Baboons, like people, really do get by with a little help from their friends. Humans with strong social ties live longer, healthier lives, whereas hostility and ''loner'' tendencies can set the stage for disease and early death.
In animals, too, strong social networks contribute to longer lives and healthier offspring - and now it seems that personality may be just as big a factor in other primates' longevity status. A study has found that female baboons that had the most stable relationships with other females weren't always the highest up in the hierarchy or those with close family around - but they were the nicest.
Scientists are increasingly seeing personality as a key factor in an animal's ability to survive, adapt and thrive in its environment.
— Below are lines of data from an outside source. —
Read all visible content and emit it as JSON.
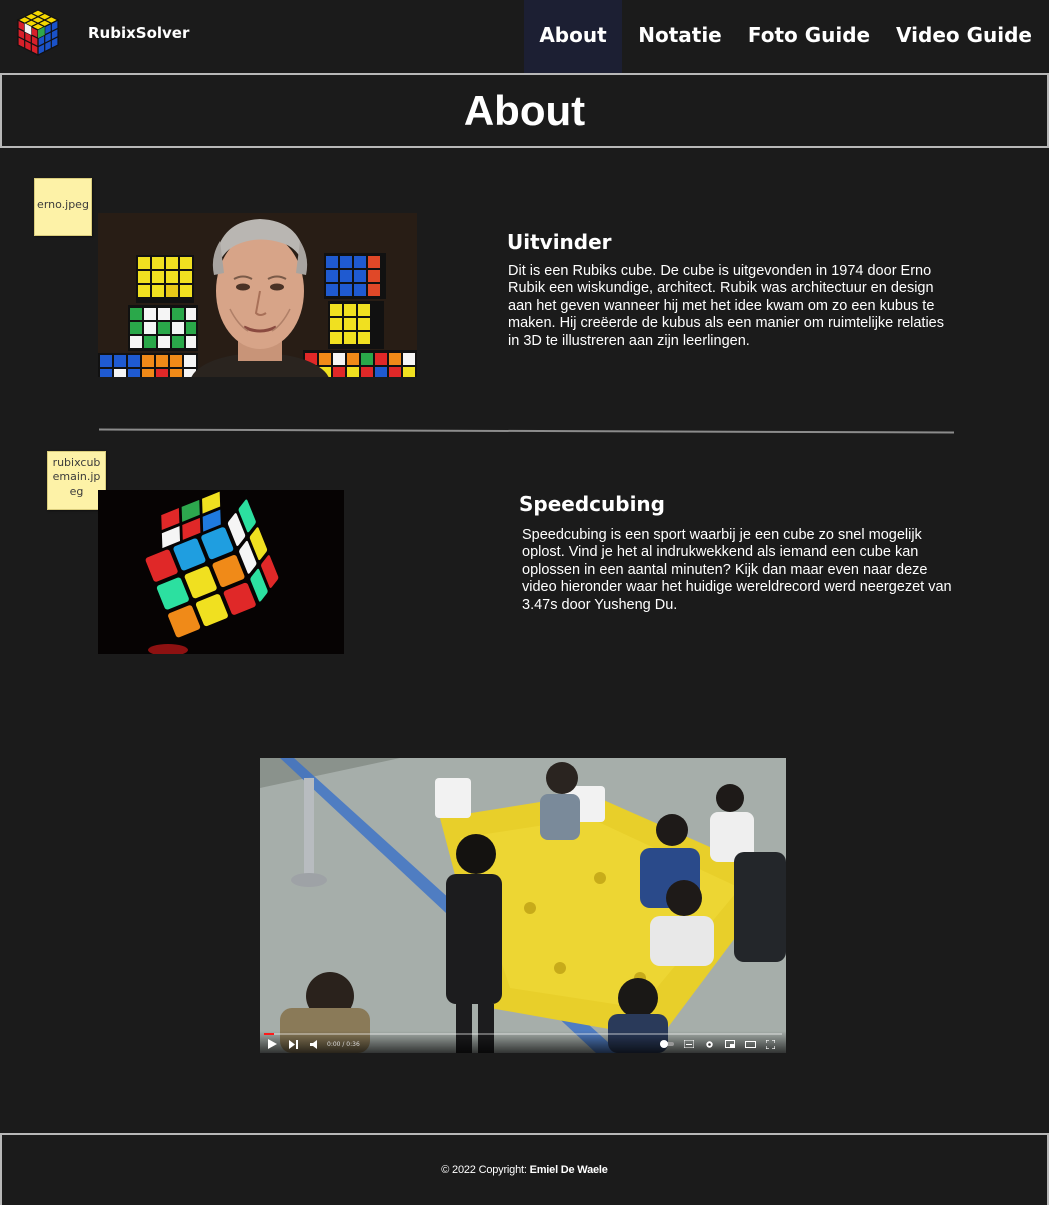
{
  "nav": {
    "brand": "RubixSolver",
    "items": [
      {
        "label": "About",
        "active": true
      },
      {
        "label": "Notatie",
        "active": false
      },
      {
        "label": "Foto Guide",
        "active": false
      },
      {
        "label": "Video Guide",
        "active": false
      }
    ]
  },
  "page": {
    "title": "About"
  },
  "sections": [
    {
      "image_alt": "erno.jpeg",
      "heading": "Uitvinder",
      "text": "Dit is een Rubiks cube. De cube is uitgevonden in 1974 door Erno Rubik een wiskundige, architect. Rubik was architectuur en design aan het geven wanneer hij met het idee kwam om zo een kubus te maken. Hij creëerde de kubus als een manier om ruimtelijke relaties in 3D te illustreren aan zijn leerlingen."
    },
    {
      "image_alt": "rubixcubemain.jpeg",
      "heading": "Speedcubing",
      "text": "Speedcubing is een sport waarbij je een cube zo snel mogelijk oplost. Vind je het al indrukwekkend als iemand een cube kan oplossen in een aantal minuten? Kijk dan maar even naar deze video hieronder waar het huidige wereldrecord werd neergezet van 3.47s door Yusheng Du."
    }
  ],
  "video": {
    "time": "0:00 / 0:36",
    "progress": 0.02
  },
  "footer": {
    "prefix": "© 2022 Copyright:",
    "author": "Emiel De Waele"
  },
  "colors": {
    "background": "#1b1b1b",
    "active_nav": "#1c1f33",
    "border": "#b8b8b8",
    "alt_tag": "#fdf2a7"
  }
}
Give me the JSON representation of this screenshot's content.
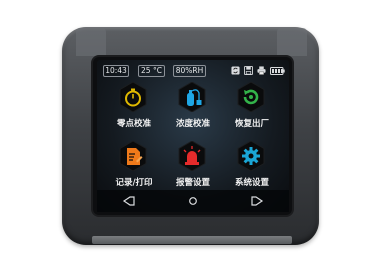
{
  "status": {
    "time": "10:43",
    "temperature": "25 °C",
    "humidity": "80%RH",
    "icons": [
      "sync-icon",
      "save-icon",
      "printer-icon",
      "battery-icon"
    ]
  },
  "tiles": [
    {
      "label": "零点校准",
      "icon": "stopwatch-icon",
      "color": "#e0b900"
    },
    {
      "label": "浓度校准",
      "icon": "gas-bottle-icon",
      "color": "#1ea7e6"
    },
    {
      "label": "恢复出厂",
      "icon": "refresh-icon",
      "color": "#33b34a"
    },
    {
      "label": "记录/打印",
      "icon": "document-edit-icon",
      "color": "#f07a1a"
    },
    {
      "label": "报警设置",
      "icon": "alarm-light-icon",
      "color": "#e52b2b"
    },
    {
      "label": "系统设置",
      "icon": "gear-icon",
      "color": "#1aa6d6"
    }
  ],
  "nav": [
    "back-icon",
    "home-icon",
    "forward-icon"
  ]
}
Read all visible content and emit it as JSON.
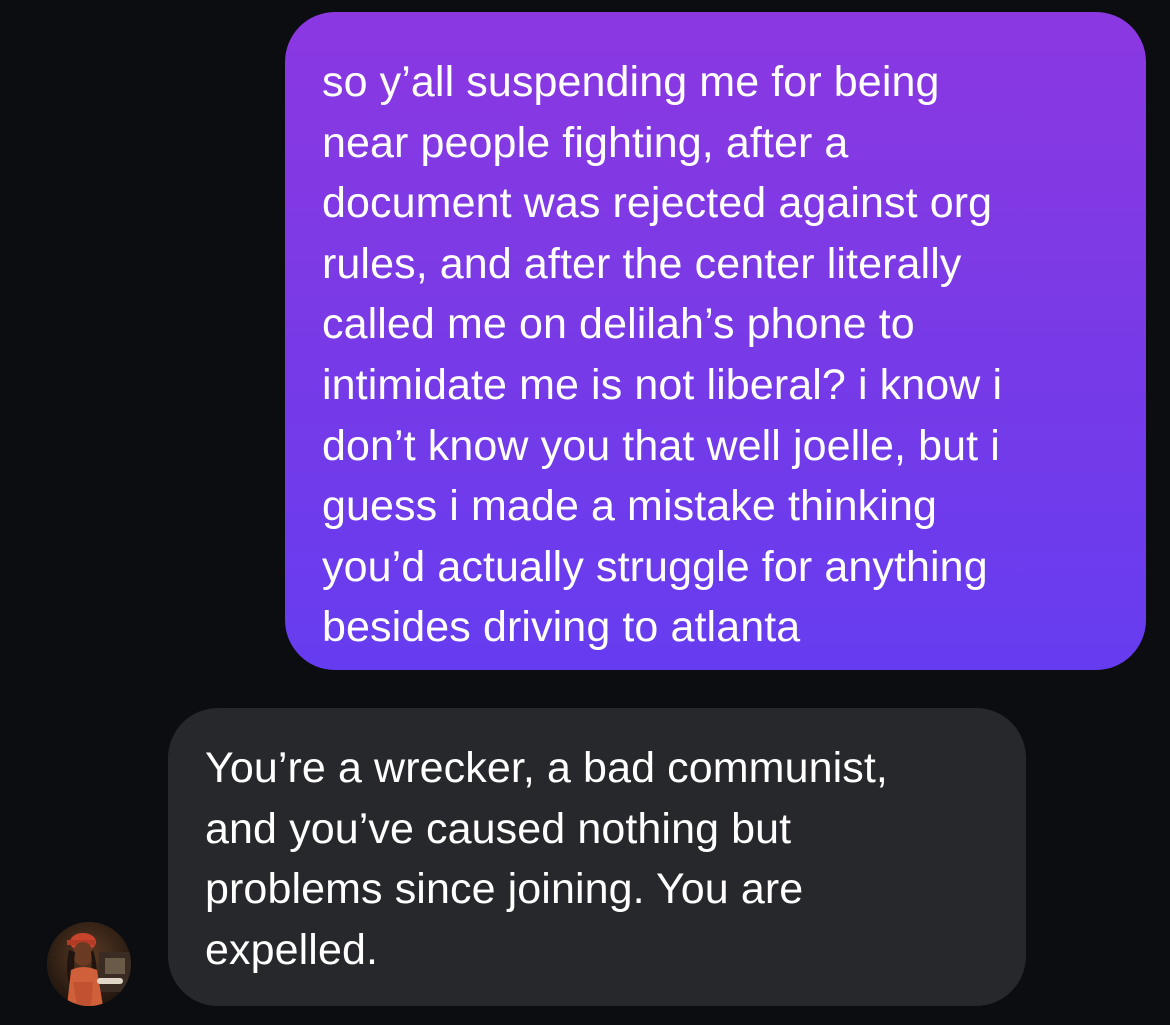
{
  "conversation": {
    "messages": [
      {
        "direction": "outgoing",
        "text": "so y’all suspending me for being\nnear people fighting, after a\ndocument was rejected against org\nrules, and after the center literally\ncalled me on delilah’s phone to\nintimidate me is not liberal? i know i\ndon’t know you that well joelle, but i\nguess i made a mistake thinking\nyou’d actually struggle for anything\nbesides driving to atlanta"
      },
      {
        "direction": "incoming",
        "text": "You’re a wrecker, a bad communist,\nand you’ve caused nothing but\nproblems since joining. You are\nexpelled."
      }
    ],
    "colors": {
      "background": "#0b0d11",
      "outgoing_gradient_top": "#8b38e1",
      "outgoing_gradient_bottom": "#663cf0",
      "incoming_bubble": "#26282c",
      "text": "#ffffff"
    },
    "sender_avatar_icon": "contact-avatar-photo"
  }
}
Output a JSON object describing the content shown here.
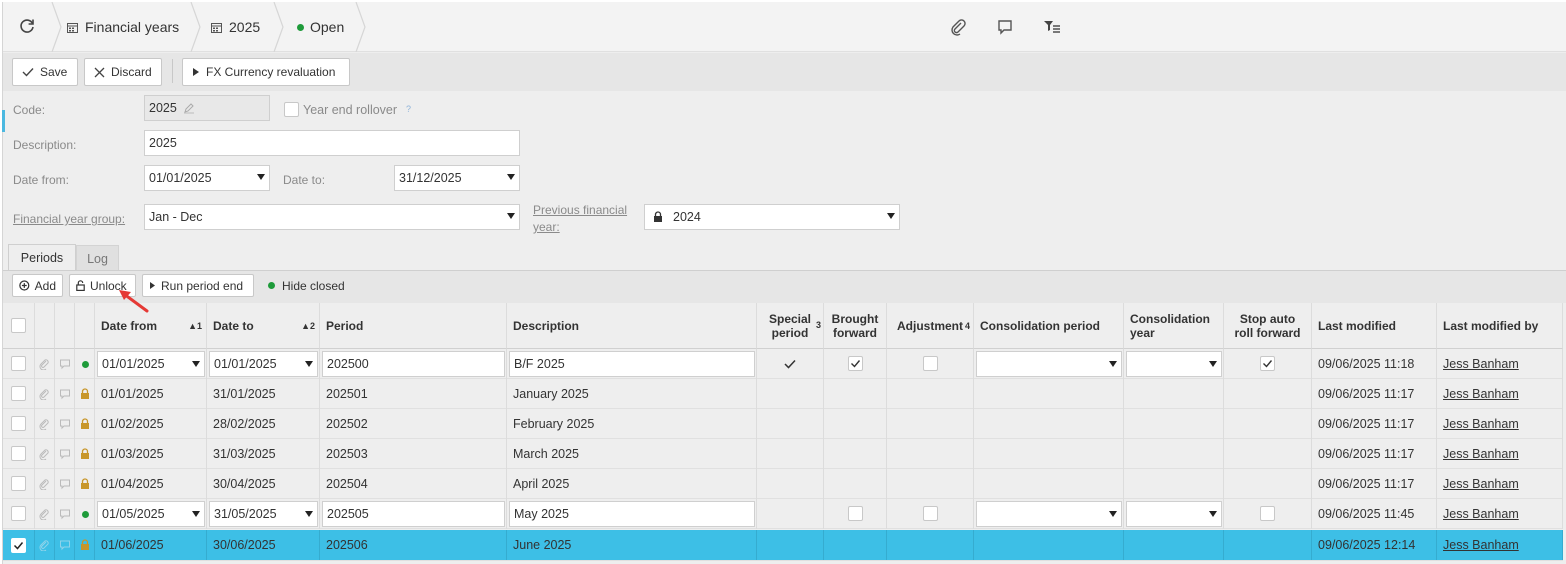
{
  "breadcrumb": {
    "items": [
      {
        "label": "Financial years",
        "icon": "calendar-icon"
      },
      {
        "label": "2025",
        "icon": "calendar-icon"
      },
      {
        "label": "Open",
        "icon": "status-dot"
      }
    ]
  },
  "toolbar": {
    "save_label": "Save",
    "discard_label": "Discard",
    "fx_label": "FX Currency revaluation"
  },
  "form": {
    "code_label": "Code:",
    "code_value": "2025",
    "year_end_rollover_label": "Year end rollover",
    "help_mark": "?",
    "description_label": "Description:",
    "description_value": "2025",
    "date_from_label": "Date from:",
    "date_from_value": "01/01/2025",
    "date_to_label": "Date to:",
    "date_to_value": "31/12/2025",
    "fy_group_label": "Financial year group:",
    "fy_group_value": "Jan - Dec",
    "prev_fy_label_1": "Previous financial",
    "prev_fy_label_2": "year:",
    "prev_fy_value": "2024"
  },
  "tabs": {
    "periods": "Periods",
    "log": "Log"
  },
  "grid_toolbar": {
    "add_label": "Add",
    "unlock_label": "Unlock",
    "run_period_end_label": "Run period end",
    "hide_closed_label": "Hide closed"
  },
  "columns": {
    "date_from": "Date from",
    "date_from_sort": "▲1",
    "date_to": "Date to",
    "date_to_sort": "▲2",
    "period": "Period",
    "description": "Description",
    "special_period_1": "Special",
    "special_period_2": "period",
    "special_sort": "3",
    "brought_forward_1": "Brought",
    "brought_forward_2": "forward",
    "adjustment": "Adjustment",
    "adjustment_sort": "4",
    "consolidation_period": "Consolidation period",
    "consolidation_year_1": "Consolidation",
    "consolidation_year_2": "year",
    "stop_auto_1": "Stop auto",
    "stop_auto_2": "roll forward",
    "last_modified": "Last modified",
    "last_modified_by": "Last modified by"
  },
  "rows": [
    {
      "date_from": "01/01/2025",
      "date_to": "01/01/2025",
      "period": "202500",
      "description": "B/F 2025",
      "last_modified": "09/06/2025 11:18",
      "last_modified_by": "Jess Banham",
      "state": "open-edit"
    },
    {
      "date_from": "01/01/2025",
      "date_to": "31/01/2025",
      "period": "202501",
      "description": "January 2025",
      "last_modified": "09/06/2025 11:17",
      "last_modified_by": "Jess Banham",
      "state": "locked"
    },
    {
      "date_from": "01/02/2025",
      "date_to": "28/02/2025",
      "period": "202502",
      "description": "February 2025",
      "last_modified": "09/06/2025 11:17",
      "last_modified_by": "Jess Banham",
      "state": "locked"
    },
    {
      "date_from": "01/03/2025",
      "date_to": "31/03/2025",
      "period": "202503",
      "description": "March 2025",
      "last_modified": "09/06/2025 11:17",
      "last_modified_by": "Jess Banham",
      "state": "locked"
    },
    {
      "date_from": "01/04/2025",
      "date_to": "30/04/2025",
      "period": "202504",
      "description": "April 2025",
      "last_modified": "09/06/2025 11:17",
      "last_modified_by": "Jess Banham",
      "state": "locked"
    },
    {
      "date_from": "01/05/2025",
      "date_to": "31/05/2025",
      "period": "202505",
      "description": "May 2025",
      "last_modified": "09/06/2025 11:45",
      "last_modified_by": "Jess Banham",
      "state": "open-edit"
    },
    {
      "date_from": "01/06/2025",
      "date_to": "30/06/2025",
      "period": "202506",
      "description": "June 2025",
      "last_modified": "09/06/2025 12:14",
      "last_modified_by": "Jess Banham",
      "state": "locked-selected"
    }
  ],
  "colors": {
    "selected_row": "#3dbfe6",
    "open_dot": "#1e9b3a",
    "lock": "#c8962a",
    "arrow": "#e53935"
  }
}
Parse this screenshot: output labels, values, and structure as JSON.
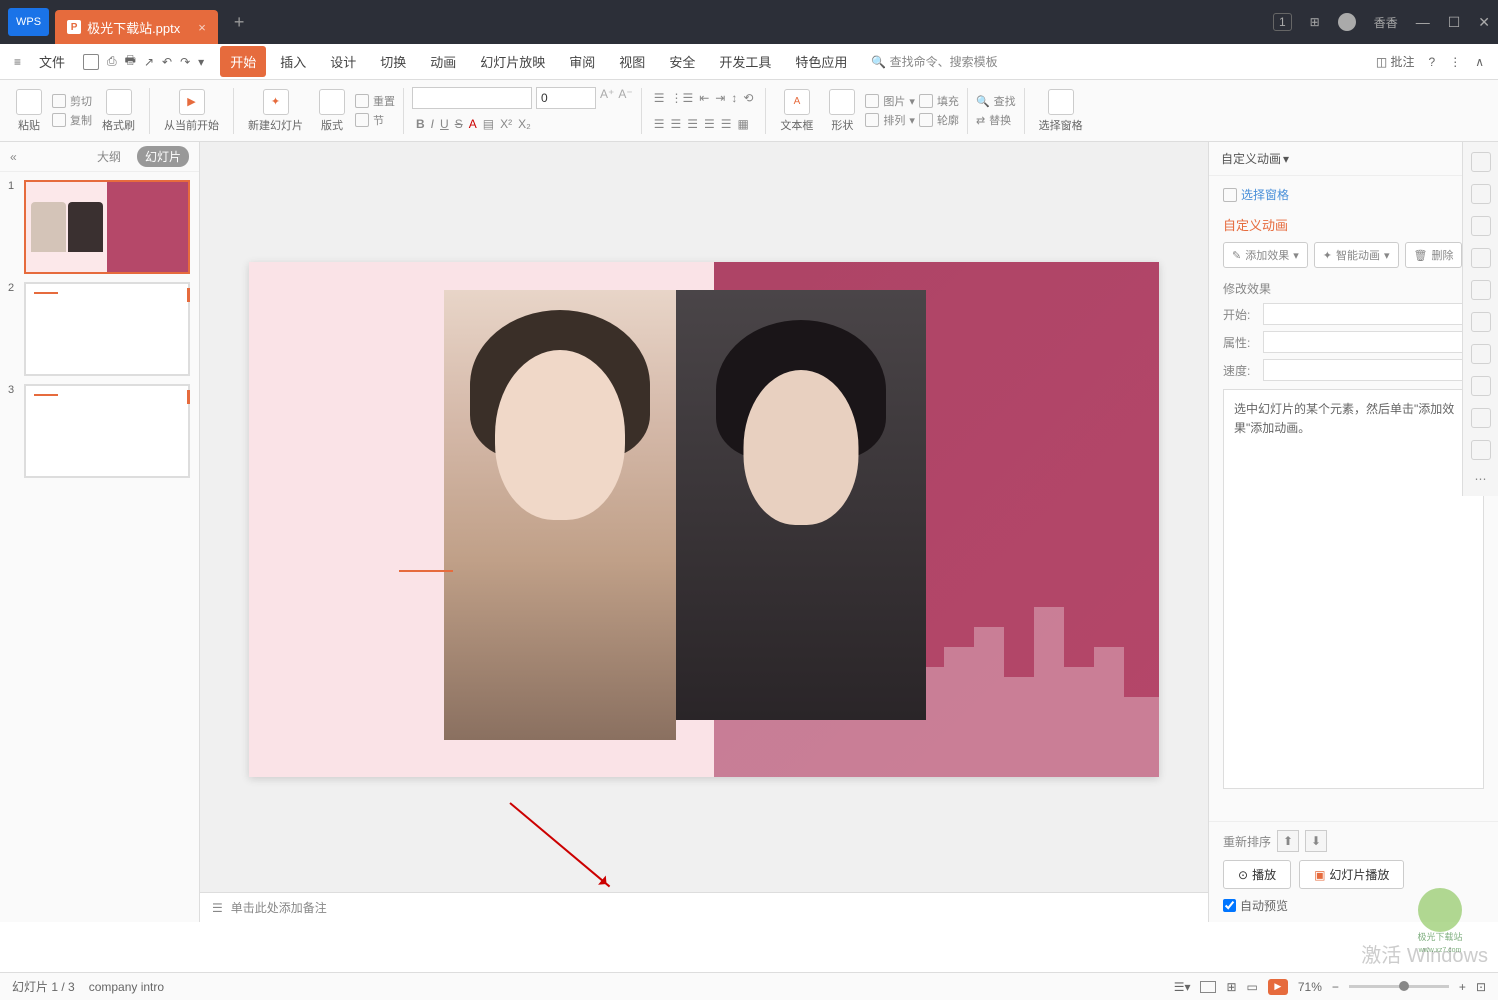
{
  "titlebar": {
    "logo": "WPS",
    "tab_filename": "极光下载站.pptx",
    "user": "香香",
    "badge": "1"
  },
  "menubar": {
    "file": "文件",
    "items": [
      "开始",
      "插入",
      "设计",
      "切换",
      "动画",
      "幻灯片放映",
      "审阅",
      "视图",
      "安全",
      "开发工具",
      "特色应用"
    ],
    "active_index": 0,
    "search_placeholder": "查找命令、搜索模板",
    "comment": "批注"
  },
  "ribbon": {
    "paste": "粘贴",
    "cut": "剪切",
    "copy": "复制",
    "format_painter": "格式刷",
    "play_from_current": "从当前开始",
    "new_slide": "新建幻灯片",
    "layout": "版式",
    "section": "节",
    "reset": "重置",
    "font_size": "0",
    "textbox": "文本框",
    "shapes": "形状",
    "picture": "图片",
    "arrange": "排列",
    "fill": "填充",
    "outline": "轮廓",
    "find": "查找",
    "replace": "替换",
    "select_pane": "选择窗格"
  },
  "left_panel": {
    "outline_tab": "大纲",
    "slides_tab": "幻灯片",
    "slides": [
      {
        "num": "1",
        "selected": true
      },
      {
        "num": "2",
        "selected": false
      },
      {
        "num": "3",
        "selected": false
      }
    ]
  },
  "notes": {
    "placeholder": "单击此处添加备注"
  },
  "right_panel": {
    "title": "自定义动画",
    "select_pane": "选择窗格",
    "section_title": "自定义动画",
    "add_effect": "添加效果",
    "smart_anim": "智能动画",
    "delete": "删除",
    "modify_label": "修改效果",
    "start_label": "开始:",
    "property_label": "属性:",
    "speed_label": "速度:",
    "hint_text": "选中幻灯片的某个元素，然后单击\"添加效果\"添加动画。",
    "reorder": "重新排序",
    "play": "播放",
    "slideshow_play": "幻灯片播放",
    "auto_preview": "自动预览"
  },
  "statusbar": {
    "slide_indicator": "幻灯片 1 / 3",
    "template": "company intro",
    "zoom": "71%"
  },
  "watermarks": {
    "activate": "激活 Windows",
    "site": "极光下载站",
    "url": "www.xz7.com"
  }
}
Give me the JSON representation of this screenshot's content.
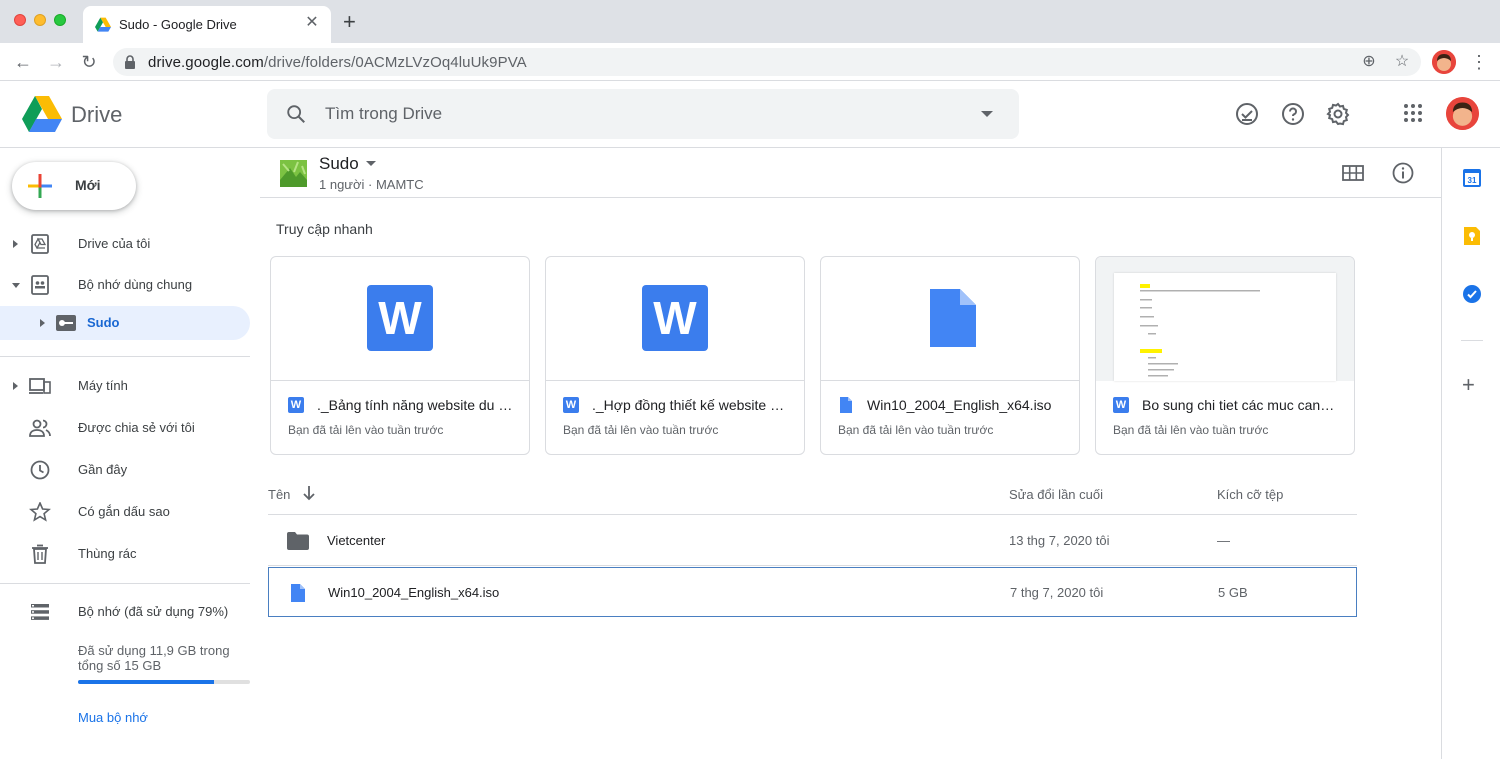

But this topic isn't an easy one to study scientifically, says primatologist Dorothy Cheney, of the University of Pennsylvania.
''Research in mammals, birds, fish and insects shows individual patterns of behaviour that can't be easily explained. But the many studies of personality are based on human traits like conscientiousness, agreeableness, or neuroticism. It isn't clear how to apply those traits to animals,'' she says.
Along with a group of scientists, including co-authors Robert Seyfarth, also at the University of Pennsylvania, and primatologist Joan Silk of Arizona State University, Professor Cheney has studied wild baboons at the Moremi Game Reserve in Botswana for almost 20 years.
Besides providing detailed observations of behaviour in several generations of baboons, the research has yielded a wealth of biological and genetic data.
In previously published research, Professor Cheney and co-workers showed that females lived longer, had lower stress hormone levels and had more surviving offspring when they had close, long-lasting relationships with other females (characterised chiefly by spending time together and grooming).
Although dominance rank was significant for male baboons - alpha male baboons may live longer than lower-ranking males - this wasn't true for the females. Nor was an abundance of family the key to longevity. Not all of the longer-lived, less-stressed females had large families.
To find out more about how female baboons forge bonds, Professor Cheney and co-authors focused on detailed records of observations of 45 female baboons from 2001 to 2007. As a personality gauge, the researchers used specific behaviours, including how often the females were alone, how often they touched other females, how often they behaved aggressively, how often they were approached by others and how often they grunted when approaching other females of various ranks. Among female baboons, grunting is a sign of good will, Professor Cheney says. Using these criteria, the researchers characterised the baboons as ''nice'', ''aloof'' or ''loner''. The team also tested the baboons for levels of stress hormones known as glucocorticoids.
The researchers took particular note of how often a female grunted at a lower-ranking female that didn't have an infant.
''Female baboons are besotted with babies - they love to look at them and touch them,'' Professor Cheney says. The researchers assumed that a female grunting at a lower-ranking animal with no baby had nothing to gain and, therefore, must just be nice.
Females who scored high on the ''nice'' meter were friendly to all females, the researchers report in the Proceedings of the National Academy of Sciences. They were approached most often by other females, were most sociable and had stable relationships.
''This is a highly innovative study,'' says anthropologist Sarah Hrdy of the University of California. ''It uses behavioural measures that are meaningful to the baboons themselves to probe the relationship between fitness and personality style.''
Professor Hrdy says the paper clarifies previous works showing that close social bonds - ''friendships, if you want to call them that'', she says - help ensure the survival of a female's offspring as well as her own longevity.